- [Directions]
A complete response lists each line of the data below that includes the word "JSON".

________

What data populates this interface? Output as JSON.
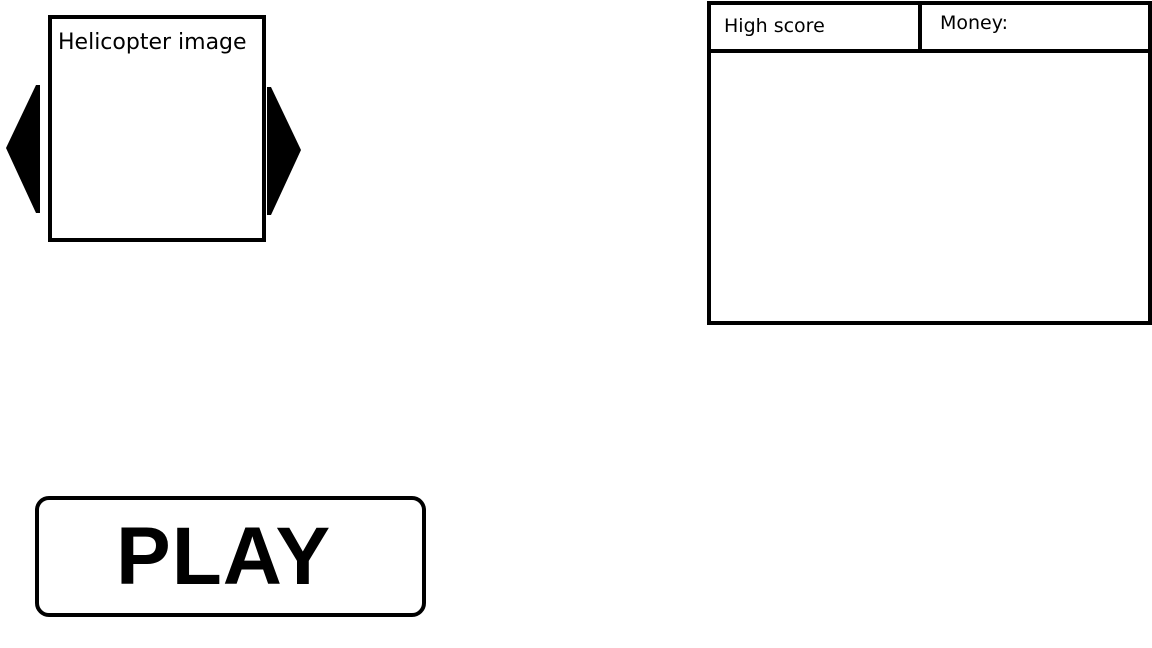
{
  "helicopter_selector": {
    "image_label": "Helicopter image",
    "prev_icon": "triangle-left-icon",
    "next_icon": "triangle-right-icon"
  },
  "stats": {
    "high_score_label": "High score",
    "money_label": "Money:"
  },
  "play_button": {
    "label": "PLAY"
  }
}
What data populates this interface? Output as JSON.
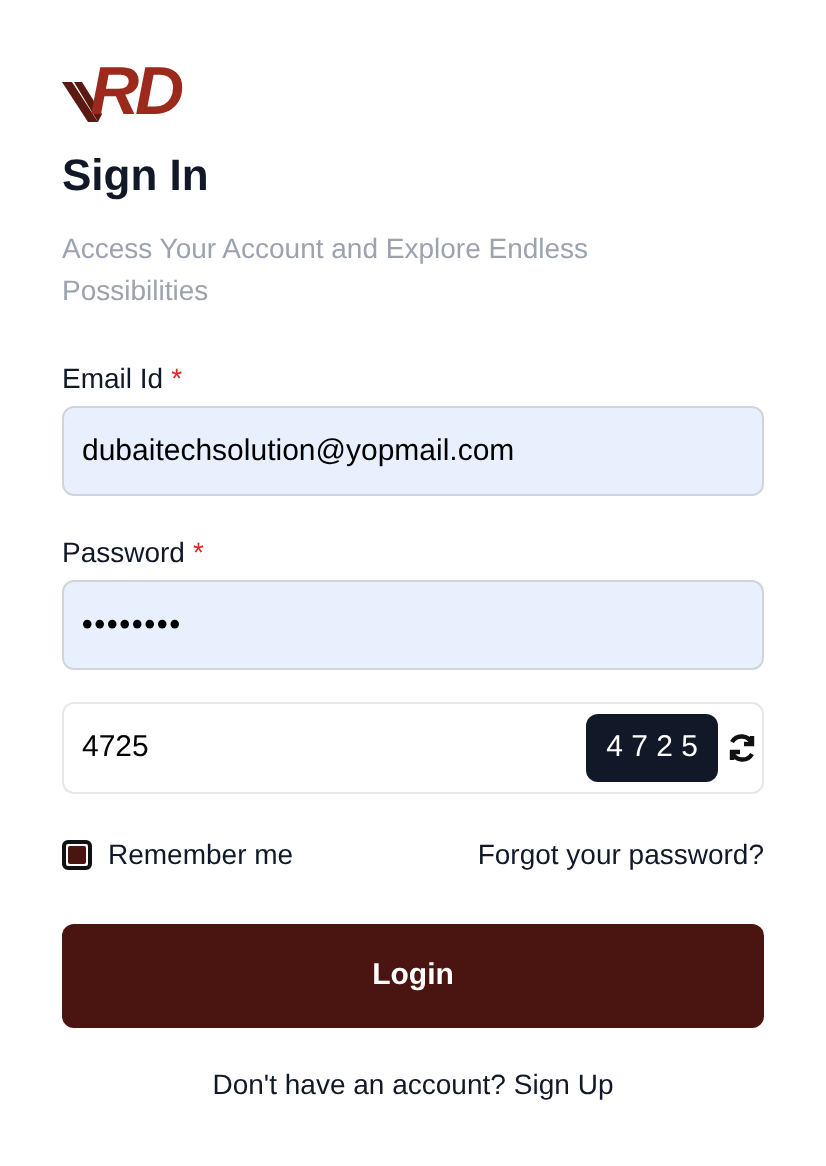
{
  "logo": {
    "text": "RD"
  },
  "title": "Sign In",
  "subtitle": "Access Your Account and Explore Endless Possibilities",
  "fields": [
    {
      "label": "Email Id",
      "required_mark": "*",
      "value": "dubaitechsolution@yopmail.com",
      "kind": "text"
    },
    {
      "label": "Password",
      "required_mark": "*",
      "value": "••••••••",
      "kind": "password"
    }
  ],
  "captcha": {
    "value": "4725",
    "code": "4 7 2 5"
  },
  "remember": {
    "label": "Remember me",
    "checked": true
  },
  "forgot_link": "Forgot your password?",
  "login_button": "Login",
  "signup": {
    "text": "Don't have an account?",
    "link": "Sign Up"
  }
}
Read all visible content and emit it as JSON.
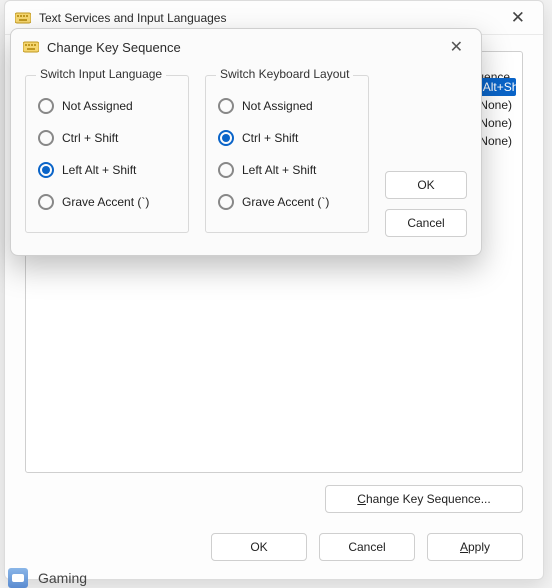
{
  "parent": {
    "title": "Text Services and Input Languages",
    "list_header": "Key Sequence",
    "list_rows": [
      {
        "text": "Left Alt+Shift",
        "selected": true
      },
      {
        "text": "(None)",
        "selected": false
      },
      {
        "text": "(None)",
        "selected": false
      },
      {
        "text": "(None)",
        "selected": false
      }
    ],
    "change_btn": "Change Key Sequence...",
    "ok": "OK",
    "cancel": "Cancel",
    "apply": "Apply"
  },
  "gaming": "Gaming",
  "modal": {
    "title": "Change Key Sequence",
    "group_input": {
      "title": "Switch Input Language",
      "options": [
        {
          "label": "Not Assigned",
          "checked": false
        },
        {
          "label": "Ctrl + Shift",
          "checked": false
        },
        {
          "label": "Left Alt + Shift",
          "checked": true
        },
        {
          "label": "Grave Accent (`)",
          "checked": false
        }
      ]
    },
    "group_layout": {
      "title": "Switch Keyboard Layout",
      "options": [
        {
          "label": "Not Assigned",
          "checked": false
        },
        {
          "label": "Ctrl + Shift",
          "checked": true
        },
        {
          "label": "Left Alt + Shift",
          "checked": false
        },
        {
          "label": "Grave Accent (`)",
          "checked": false
        }
      ]
    },
    "ok": "OK",
    "cancel": "Cancel"
  }
}
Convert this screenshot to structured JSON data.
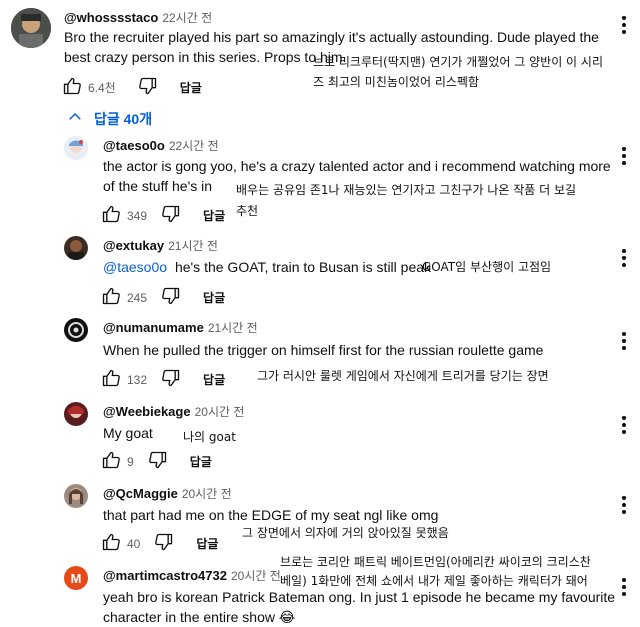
{
  "main_comment": {
    "author": "@whosssstaco",
    "time": "22시간 전",
    "text": "Bro the recruiter played his part so amazingly it's actually astounding. Dude played the best crazy person in this series. Props to him.",
    "note_line1": "브로 리크루터(딱지맨) 연기가 개쩔었어 그 양반이 이 시리",
    "note_line2": "즈 최고의 미친놈이었어 리스펙함",
    "likes": "6.4천",
    "reply_label": "답글"
  },
  "replies_toggle": {
    "label": "답글 40개"
  },
  "replies": [
    {
      "author": "@taeso0o",
      "time": "22시간 전",
      "text": "the actor is gong yoo, he's a crazy talented actor and i recommend watching more of the stuff he's in",
      "note_line1": "배우는 공유임 존1나 재능있는 연기자고 그친구가 나온 작품 더 보길",
      "note_line2": "추천",
      "likes": "349",
      "reply_label": "답글"
    },
    {
      "author": "@extukay",
      "time": "21시간 전",
      "mention": "@taeso0o",
      "text": "he's the GOAT, train to Busan is still peak",
      "note": "GOAT임 부산행이 고점임",
      "likes": "245",
      "reply_label": "답글"
    },
    {
      "author": "@numanumame",
      "time": "21시간 전",
      "text": "When he pulled the trigger on himself first for the russian roulette game",
      "note": "그가 러시안 룰렛 게임에서 자신에게 트리거를 당기는 장면",
      "likes": "132",
      "reply_label": "답글"
    },
    {
      "author": "@Weebiekage",
      "time": "20시간 전",
      "text": "My goat",
      "note": "나의 goat",
      "likes": "9",
      "reply_label": "답글"
    },
    {
      "author": "@QcMaggie",
      "time": "20시간 전",
      "text": "that part had me on the EDGE of my seat ngl like omg",
      "note": "그 장면에서 의자에 거의 앉아있질 못했음",
      "likes": "40",
      "reply_label": "답글"
    },
    {
      "author": "@martimcastro4732",
      "time": "20시간 전",
      "avatar_letter": "M",
      "text_line1": "yeah bro is korean Patrick Bateman ong.  In just 1 episode he became my favourite",
      "text_line2": "character in the entire show",
      "emoji": "😂",
      "note_line1": "브로는 코리안 패트릭 베이트먼임(아메리칸 싸이코의 크리스찬",
      "note_line2": "베일) 1화만에 전체 쇼에서 내가 제일 좋아하는 캐릭터가 돼어"
    }
  ],
  "colors": {
    "link": "#065fd4",
    "text": "#0f0f0f",
    "muted": "#606060",
    "avatar_m": "#e64a19"
  },
  "icons": [
    "thumbs-up-icon",
    "thumbs-down-icon",
    "chevron-up-icon",
    "more-vert-icon"
  ]
}
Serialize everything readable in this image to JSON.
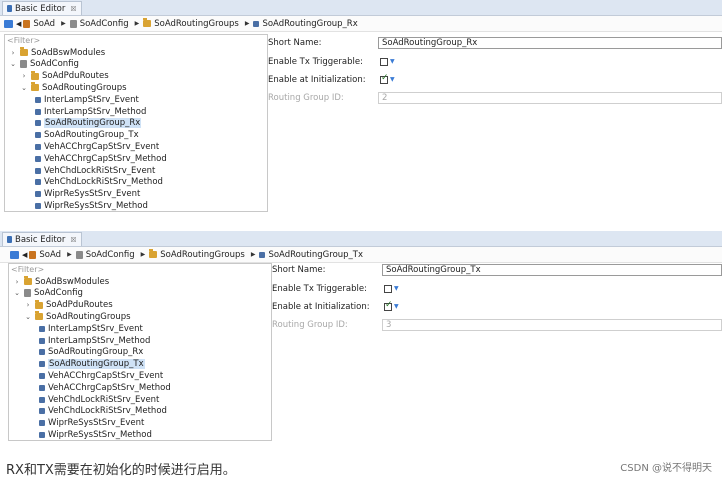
{
  "panels": [
    {
      "tab_title": "Basic Editor",
      "tab_close": "☒",
      "breadcrumb": [
        "SoAd",
        "SoAdConfig",
        "SoAdRoutingGroups",
        "SoAdRoutingGroup_Rx"
      ],
      "filter_placeholder": "<Filter>",
      "tree": [
        {
          "label": "SoAdBswModules",
          "twisty": "›",
          "icon": "folder"
        },
        {
          "label": "SoAdConfig",
          "twisty": "⌄",
          "icon": "config"
        },
        {
          "label": "SoAdPduRoutes",
          "twisty": "›",
          "icon": "folder"
        },
        {
          "label": "SoAdRoutingGroups",
          "twisty": "⌄",
          "icon": "folder"
        },
        {
          "label": "InterLampStSrv_Event",
          "twisty": "",
          "icon": "item"
        },
        {
          "label": "InterLampStSrv_Method",
          "twisty": "",
          "icon": "item"
        },
        {
          "label": "SoAdRoutingGroup_Rx",
          "twisty": "",
          "icon": "item"
        },
        {
          "label": "SoAdRoutingGroup_Tx",
          "twisty": "",
          "icon": "item"
        },
        {
          "label": "VehACChrgCapStSrv_Event",
          "twisty": "",
          "icon": "item"
        },
        {
          "label": "VehACChrgCapStSrv_Method",
          "twisty": "",
          "icon": "item"
        },
        {
          "label": "VehChdLockRiStSrv_Event",
          "twisty": "",
          "icon": "item"
        },
        {
          "label": "VehChdLockRiStSrv_Method",
          "twisty": "",
          "icon": "item"
        },
        {
          "label": "WiprReSysStSrv_Event",
          "twisty": "",
          "icon": "item"
        },
        {
          "label": "WiprReSysStSrv_Method",
          "twisty": "",
          "icon": "item"
        }
      ],
      "selected_index": 6,
      "form": {
        "short_name_label": "Short Name:",
        "short_name_value": "SoAdRoutingGroup_Rx",
        "tx_triggerable_label": "Enable Tx Triggerable:",
        "tx_triggerable_checked": false,
        "enable_init_label": "Enable at Initialization:",
        "enable_init_checked": true,
        "routing_group_id_label": "Routing Group ID:",
        "routing_group_id_value": "2"
      }
    },
    {
      "tab_title": "Basic Editor",
      "tab_close": "☒",
      "breadcrumb": [
        "SoAd",
        "SoAdConfig",
        "SoAdRoutingGroups",
        "SoAdRoutingGroup_Tx"
      ],
      "filter_placeholder": "<Filter>",
      "tree": [
        {
          "label": "SoAdBswModules",
          "twisty": "›",
          "icon": "folder"
        },
        {
          "label": "SoAdConfig",
          "twisty": "⌄",
          "icon": "config"
        },
        {
          "label": "SoAdPduRoutes",
          "twisty": "›",
          "icon": "folder"
        },
        {
          "label": "SoAdRoutingGroups",
          "twisty": "⌄",
          "icon": "folder"
        },
        {
          "label": "InterLampStSrv_Event",
          "twisty": "",
          "icon": "item"
        },
        {
          "label": "InterLampStSrv_Method",
          "twisty": "",
          "icon": "item"
        },
        {
          "label": "SoAdRoutingGroup_Rx",
          "twisty": "",
          "icon": "item"
        },
        {
          "label": "SoAdRoutingGroup_Tx",
          "twisty": "",
          "icon": "item"
        },
        {
          "label": "VehACChrgCapStSrv_Event",
          "twisty": "",
          "icon": "item"
        },
        {
          "label": "VehACChrgCapStSrv_Method",
          "twisty": "",
          "icon": "item"
        },
        {
          "label": "VehChdLockRiStSrv_Event",
          "twisty": "",
          "icon": "item"
        },
        {
          "label": "VehChdLockRiStSrv_Method",
          "twisty": "",
          "icon": "item"
        },
        {
          "label": "WiprReSysStSrv_Event",
          "twisty": "",
          "icon": "item"
        },
        {
          "label": "WiprReSysStSrv_Method",
          "twisty": "",
          "icon": "item"
        }
      ],
      "selected_index": 7,
      "form": {
        "short_name_label": "Short Name:",
        "short_name_value": "SoAdRoutingGroup_Tx",
        "tx_triggerable_label": "Enable Tx Triggerable:",
        "tx_triggerable_checked": false,
        "enable_init_label": "Enable at Initialization:",
        "enable_init_checked": true,
        "routing_group_id_label": "Routing Group ID:",
        "routing_group_id_value": "3"
      }
    }
  ],
  "caption": "RX和TX需要在初始化的时候进行启用。",
  "credit": "CSDN @说不得明天"
}
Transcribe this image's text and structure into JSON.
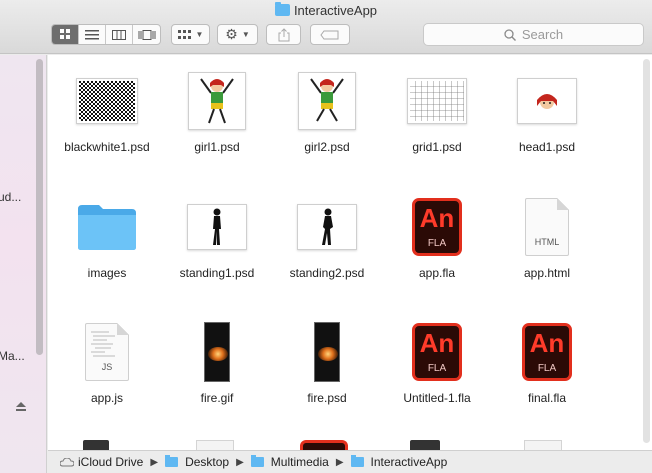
{
  "window": {
    "title": "InteractiveApp",
    "title_icon": "folder-icon"
  },
  "toolbar": {
    "view_modes": [
      "icon-view",
      "list-view",
      "column-view",
      "gallery-view"
    ],
    "active_view": "icon-view",
    "group_icon": "grid-icon",
    "action_icon": "gear-icon",
    "share_icon": "share-icon",
    "tag_icon": "tag-icon",
    "search_placeholder": "Search"
  },
  "sidebar": {
    "visible_fragments": [
      "ud...",
      "Ma..."
    ],
    "eject_icon": "eject-icon"
  },
  "files": [
    {
      "name": "blackwhite1.psd",
      "kind": "psd-checker"
    },
    {
      "name": "girl1.psd",
      "kind": "psd-girl"
    },
    {
      "name": "girl2.psd",
      "kind": "psd-girl"
    },
    {
      "name": "grid1.psd",
      "kind": "psd-grid"
    },
    {
      "name": "head1.psd",
      "kind": "psd-head"
    },
    {
      "name": "images",
      "kind": "folder"
    },
    {
      "name": "standing1.psd",
      "kind": "psd-silhouette"
    },
    {
      "name": "standing2.psd",
      "kind": "psd-silhouette"
    },
    {
      "name": "app.fla",
      "kind": "fla"
    },
    {
      "name": "app.html",
      "kind": "html-doc"
    },
    {
      "name": "app.js",
      "kind": "js-doc"
    },
    {
      "name": "fire.gif",
      "kind": "fire"
    },
    {
      "name": "fire.psd",
      "kind": "fire"
    },
    {
      "name": "Untitled-1.fla",
      "kind": "fla"
    },
    {
      "name": "final.fla",
      "kind": "fla"
    }
  ],
  "icon_text": {
    "an": "An",
    "fla": "FLA",
    "html": "HTML",
    "js": "JS"
  },
  "pathbar": {
    "segments": [
      "iCloud Drive",
      "Desktop",
      "Multimedia",
      "InteractiveApp"
    ],
    "root_icon": "cloud-icon",
    "folder_icon": "folder-icon"
  },
  "colors": {
    "folder": "#5fb8f2",
    "animate_bg": "#2b0a06",
    "animate_accent": "#e22f1d"
  }
}
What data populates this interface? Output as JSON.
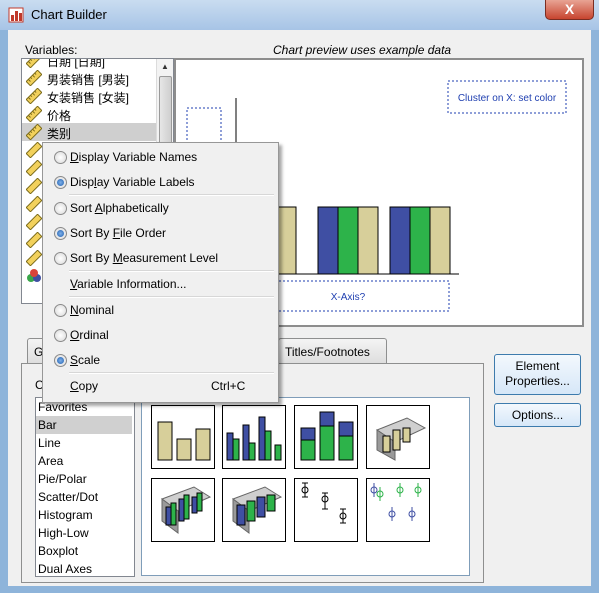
{
  "window": {
    "title": "Chart Builder",
    "close_glyph": "X"
  },
  "variables": {
    "label": "Variables:",
    "items": [
      {
        "label": "日期 [日期]",
        "icon": "scale-ruler-icon"
      },
      {
        "label": "男装销售 [男装]",
        "icon": "scale-ruler-icon"
      },
      {
        "label": "女装销售 [女装]",
        "icon": "scale-ruler-icon"
      },
      {
        "label": "价格",
        "icon": "scale-ruler-icon"
      },
      {
        "label": "类别",
        "icon": "scale-ruler-icon",
        "selected": true
      }
    ]
  },
  "preview": {
    "note": "Chart preview uses example data",
    "cluster_label": "Cluster on X: set color",
    "x_axis_label": "X-Axis?",
    "series_colors": [
      "#3f4fa3",
      "#2db34a",
      "#d7cf9a"
    ]
  },
  "context_menu": {
    "items": [
      {
        "pre": "",
        "u": "D",
        "post": "isplay Variable Names",
        "radio": true,
        "checked": false
      },
      {
        "pre": "Disp",
        "u": "l",
        "post": "ay Variable Labels",
        "radio": true,
        "checked": true
      },
      {
        "pre": "Sort ",
        "u": "A",
        "post": "lphabetically",
        "radio": true,
        "checked": false
      },
      {
        "pre": "Sort By ",
        "u": "F",
        "post": "ile Order",
        "radio": true,
        "checked": true
      },
      {
        "pre": "Sort By ",
        "u": "M",
        "post": "easurement Level",
        "radio": true,
        "checked": false
      },
      {
        "pre": "",
        "u": "V",
        "post": "ariable Information...",
        "radio": false,
        "checked": false
      },
      {
        "pre": "",
        "u": "N",
        "post": "ominal",
        "radio": true,
        "checked": false
      },
      {
        "pre": "",
        "u": "O",
        "post": "rdinal",
        "radio": true,
        "checked": false
      },
      {
        "pre": "",
        "u": "S",
        "post": "cale",
        "radio": true,
        "checked": true
      },
      {
        "pre": "",
        "u": "C",
        "post": "opy",
        "radio": false,
        "checked": false,
        "shortcut": "Ctrl+C"
      }
    ]
  },
  "tabs": [
    {
      "label": "G"
    },
    {
      "label": "Titles/Footnotes"
    }
  ],
  "gallery": {
    "choose_label": "C",
    "items": [
      "Favorites",
      "Bar",
      "Line",
      "Area",
      "Pie/Polar",
      "Scatter/Dot",
      "Histogram",
      "High-Low",
      "Boxplot",
      "Dual Axes"
    ],
    "selected": "Bar"
  },
  "buttons": {
    "element_properties": {
      "line1": "Element",
      "line2": "Properties..."
    },
    "options": "Options..."
  }
}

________

- [Result for this exercise]
What data populates this interface? Output as JSON.
What data populates this interface? Output as JSON.
Read all visible content and emit it as JSON.
Convert this screenshot to structured JSON data.
Serialize everything readable in this image to JSON.
Transcribe this image's text and structure into JSON.
What data populates this interface? Output as JSON.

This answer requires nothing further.